Our guide, Teddy, saw I was miserable so he offered to switch horses with me. Then he had to switch saddles because he was taller and we couldn’t get the stirrups high enough for me. I felt bad for being the gringa holding up the ride.
Teddy’s horse, Lionheart, was a beautiful, young and spirited yet civilized horse. Poor Lionheart….I didn’t ever learn to ride a horse so I was pretty much holding on for dear life the whole time and I am sure he couldn’t wait to get rid of me.
Survivor was even more difficult for Teddy than he was for me. Since we were trail riding, we were supposed to be riding in a line. Survivor was not used to be a lead horse and refused to go first. Since Teddy wanted him to go first AND go fast, Survivor put his foot down. All four of them.
The horses are so funny, they are just like people with their personalities and idiosyncracies. I love animals and I love to be outdoors so I am sure could get the hang of this if I had the opportunity to ride regularly with one horse who I could get to know and love.

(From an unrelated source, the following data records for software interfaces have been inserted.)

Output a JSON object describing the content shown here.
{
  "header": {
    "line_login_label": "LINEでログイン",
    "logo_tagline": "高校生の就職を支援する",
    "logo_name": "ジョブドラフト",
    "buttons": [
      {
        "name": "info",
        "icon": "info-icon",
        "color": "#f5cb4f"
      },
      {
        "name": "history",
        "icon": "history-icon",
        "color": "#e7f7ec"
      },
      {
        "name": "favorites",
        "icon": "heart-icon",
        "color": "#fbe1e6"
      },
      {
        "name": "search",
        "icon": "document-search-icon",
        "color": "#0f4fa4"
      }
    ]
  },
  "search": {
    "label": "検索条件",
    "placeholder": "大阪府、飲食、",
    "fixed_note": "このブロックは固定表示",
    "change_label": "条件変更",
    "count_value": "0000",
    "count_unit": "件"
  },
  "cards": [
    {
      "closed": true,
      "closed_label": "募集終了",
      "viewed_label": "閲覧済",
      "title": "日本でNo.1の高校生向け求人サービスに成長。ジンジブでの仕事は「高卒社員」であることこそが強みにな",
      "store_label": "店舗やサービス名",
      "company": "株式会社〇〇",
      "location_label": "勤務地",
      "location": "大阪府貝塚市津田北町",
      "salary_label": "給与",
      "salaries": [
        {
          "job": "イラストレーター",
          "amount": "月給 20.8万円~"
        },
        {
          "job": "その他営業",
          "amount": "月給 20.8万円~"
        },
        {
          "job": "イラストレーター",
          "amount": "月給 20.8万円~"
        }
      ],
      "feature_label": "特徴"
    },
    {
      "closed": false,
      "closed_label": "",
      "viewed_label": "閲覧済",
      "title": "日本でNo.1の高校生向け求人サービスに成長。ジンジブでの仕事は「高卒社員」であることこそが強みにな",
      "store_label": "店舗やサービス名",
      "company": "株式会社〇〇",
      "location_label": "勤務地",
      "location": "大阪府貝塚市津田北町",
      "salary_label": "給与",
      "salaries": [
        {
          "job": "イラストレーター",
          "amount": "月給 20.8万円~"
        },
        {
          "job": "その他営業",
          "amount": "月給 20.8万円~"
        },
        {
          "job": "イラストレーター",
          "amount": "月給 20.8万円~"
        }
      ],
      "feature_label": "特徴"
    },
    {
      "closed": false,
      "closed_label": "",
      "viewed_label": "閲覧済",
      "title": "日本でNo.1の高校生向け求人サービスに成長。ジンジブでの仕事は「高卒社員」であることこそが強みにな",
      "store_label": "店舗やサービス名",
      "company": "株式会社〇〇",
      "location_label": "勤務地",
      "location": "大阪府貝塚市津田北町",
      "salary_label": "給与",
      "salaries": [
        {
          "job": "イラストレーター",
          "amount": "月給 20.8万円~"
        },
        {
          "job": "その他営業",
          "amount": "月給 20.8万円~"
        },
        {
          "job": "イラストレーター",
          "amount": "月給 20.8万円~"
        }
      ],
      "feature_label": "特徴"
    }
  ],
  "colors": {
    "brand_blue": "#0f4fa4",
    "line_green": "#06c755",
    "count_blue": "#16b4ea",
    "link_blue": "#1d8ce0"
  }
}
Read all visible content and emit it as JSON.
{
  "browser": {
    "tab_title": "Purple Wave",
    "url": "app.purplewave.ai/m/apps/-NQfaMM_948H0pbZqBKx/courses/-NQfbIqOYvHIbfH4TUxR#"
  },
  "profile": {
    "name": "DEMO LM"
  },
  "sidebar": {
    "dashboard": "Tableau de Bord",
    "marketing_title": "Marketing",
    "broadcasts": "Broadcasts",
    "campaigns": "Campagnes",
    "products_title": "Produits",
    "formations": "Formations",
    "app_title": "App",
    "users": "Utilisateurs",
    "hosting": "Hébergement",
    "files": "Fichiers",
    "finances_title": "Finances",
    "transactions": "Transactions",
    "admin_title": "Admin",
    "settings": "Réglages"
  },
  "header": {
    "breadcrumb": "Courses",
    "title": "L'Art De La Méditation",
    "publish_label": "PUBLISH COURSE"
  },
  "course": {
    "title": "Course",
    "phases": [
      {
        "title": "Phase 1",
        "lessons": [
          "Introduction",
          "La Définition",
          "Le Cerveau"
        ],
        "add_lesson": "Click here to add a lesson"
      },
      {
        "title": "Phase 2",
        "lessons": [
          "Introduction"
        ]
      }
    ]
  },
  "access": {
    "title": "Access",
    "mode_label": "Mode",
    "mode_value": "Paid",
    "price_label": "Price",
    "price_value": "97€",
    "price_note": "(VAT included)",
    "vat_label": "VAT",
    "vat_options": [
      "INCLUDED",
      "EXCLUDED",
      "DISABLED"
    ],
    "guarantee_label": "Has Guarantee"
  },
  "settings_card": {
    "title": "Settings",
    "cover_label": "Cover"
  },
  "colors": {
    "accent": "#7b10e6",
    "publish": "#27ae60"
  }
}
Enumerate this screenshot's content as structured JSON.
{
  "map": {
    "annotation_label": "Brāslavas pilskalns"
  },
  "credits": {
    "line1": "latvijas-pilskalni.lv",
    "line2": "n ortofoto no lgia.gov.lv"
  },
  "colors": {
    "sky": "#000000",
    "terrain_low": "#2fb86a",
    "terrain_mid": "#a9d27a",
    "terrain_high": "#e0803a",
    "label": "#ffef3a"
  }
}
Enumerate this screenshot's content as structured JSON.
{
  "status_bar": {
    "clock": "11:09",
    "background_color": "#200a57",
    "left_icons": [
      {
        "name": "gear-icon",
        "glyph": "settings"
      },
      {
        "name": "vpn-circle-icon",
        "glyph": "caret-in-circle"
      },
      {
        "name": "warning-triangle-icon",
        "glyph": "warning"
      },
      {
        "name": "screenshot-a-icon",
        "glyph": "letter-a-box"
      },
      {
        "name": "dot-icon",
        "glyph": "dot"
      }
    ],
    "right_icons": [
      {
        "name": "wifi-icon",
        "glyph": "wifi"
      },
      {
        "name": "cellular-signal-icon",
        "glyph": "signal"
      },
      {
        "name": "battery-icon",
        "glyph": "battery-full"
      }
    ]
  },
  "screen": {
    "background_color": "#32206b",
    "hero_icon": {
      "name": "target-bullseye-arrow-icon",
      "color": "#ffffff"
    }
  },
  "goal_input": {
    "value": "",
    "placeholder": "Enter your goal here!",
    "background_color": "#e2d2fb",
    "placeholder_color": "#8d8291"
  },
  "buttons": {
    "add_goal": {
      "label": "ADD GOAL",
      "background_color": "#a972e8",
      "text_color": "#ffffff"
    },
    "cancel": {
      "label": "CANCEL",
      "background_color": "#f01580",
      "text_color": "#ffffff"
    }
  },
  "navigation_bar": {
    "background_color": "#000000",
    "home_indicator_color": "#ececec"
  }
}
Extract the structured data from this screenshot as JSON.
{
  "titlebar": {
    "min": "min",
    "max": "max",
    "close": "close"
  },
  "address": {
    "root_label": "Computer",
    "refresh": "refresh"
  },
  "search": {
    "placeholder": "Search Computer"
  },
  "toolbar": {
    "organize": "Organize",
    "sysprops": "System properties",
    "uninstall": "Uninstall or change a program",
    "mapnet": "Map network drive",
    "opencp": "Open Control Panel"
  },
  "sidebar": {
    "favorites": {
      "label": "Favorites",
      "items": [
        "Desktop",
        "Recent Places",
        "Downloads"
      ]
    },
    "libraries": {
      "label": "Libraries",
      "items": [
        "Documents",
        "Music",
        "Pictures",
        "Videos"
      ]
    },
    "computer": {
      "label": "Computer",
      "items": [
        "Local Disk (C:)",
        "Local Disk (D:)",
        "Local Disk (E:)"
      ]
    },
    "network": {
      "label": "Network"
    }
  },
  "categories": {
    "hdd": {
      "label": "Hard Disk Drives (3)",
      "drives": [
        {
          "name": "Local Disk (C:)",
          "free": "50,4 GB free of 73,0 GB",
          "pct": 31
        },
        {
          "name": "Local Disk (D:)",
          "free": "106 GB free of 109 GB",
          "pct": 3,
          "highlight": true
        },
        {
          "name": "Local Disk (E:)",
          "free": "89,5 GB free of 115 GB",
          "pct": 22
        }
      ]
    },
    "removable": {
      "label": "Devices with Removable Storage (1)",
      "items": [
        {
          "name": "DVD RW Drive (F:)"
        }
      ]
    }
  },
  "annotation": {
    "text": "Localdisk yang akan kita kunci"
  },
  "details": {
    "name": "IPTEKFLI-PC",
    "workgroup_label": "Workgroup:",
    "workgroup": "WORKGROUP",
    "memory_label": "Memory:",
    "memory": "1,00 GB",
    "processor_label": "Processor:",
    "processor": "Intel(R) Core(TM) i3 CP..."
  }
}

But I am not there yet! Eva, however, appears to be a natural.
Eva LOVED the horse riding at Chaa Creek. Will and I not so much. When I took Will and Eva out riding (after popping a Claritin for my horse allergy), our guide Roberto decided to take us on a very spirited ride. I now know about trotting, cantering and galloping as well as walking. After my nether region was beaten up trotting, I was told cantering was much smoother. It was a lie.
(You have to click on this photo to enlarge it and see the expression on Will’s face.)
After one of our canoe journeys, I suggest Will swim across the river just for fun. He did, and was very proud of himself. Eva of course HAD to do the same thing. I dropped her on the east bank of the river, and she swam across to the landing for the River Camp with me following along in the canoe (as I had for Will). Both kids were very proud of their accomplishment.
Interestingly, we had been assured that there were no crocodiles in the Macal, only at lower elevations closer to the ocean. Except on our last day at Chaa Creek one of the workers mentioned seeing a five foot croc the day before, and related a legend about the relationship between dogs and crocodiles. Apparently in legend the dog borrowed the crocodile’s tongue so it could talk, and has never given it back. Now whenever a croc hears a dog bark, it chases and eats the dog to get its tongue back. Whether or not this story is true, apparently crocs are known for loving to eat dogs. We will be very careful in the future swimming in the Macal.
Cath – This is the girl who I had to haul through the water in the cave and who Bill had to force a life jacket onto during the Placencia snorkeling trip. I am hoping that Eva’s swimming skills get a big boost in camp this summer and that she learns to have her confidence in line with her ability. I am appalled about the crocodiles…..especially after getting to see one go after food Live and In Action. See post further on down.
This is a photo of Eva during breakfast at the River Camp. We loved breakfast at the River Camp, there were always a variety of birds – hummingbirds, thrushes, yellow birds, etc., and the food was great – every breakfast started with a big platter of fruit, always perfectly ripe.
I took this photo on our last morning at Chaa Creek. It is just down the hill from our tent cabin in the River Camp and the view is looking down the Macal River
toward San Ignacio. The river was incredibly peaceful in the early morning, save for the many birds and the crowing rooster, who seemed to wake up at 3:00am every night.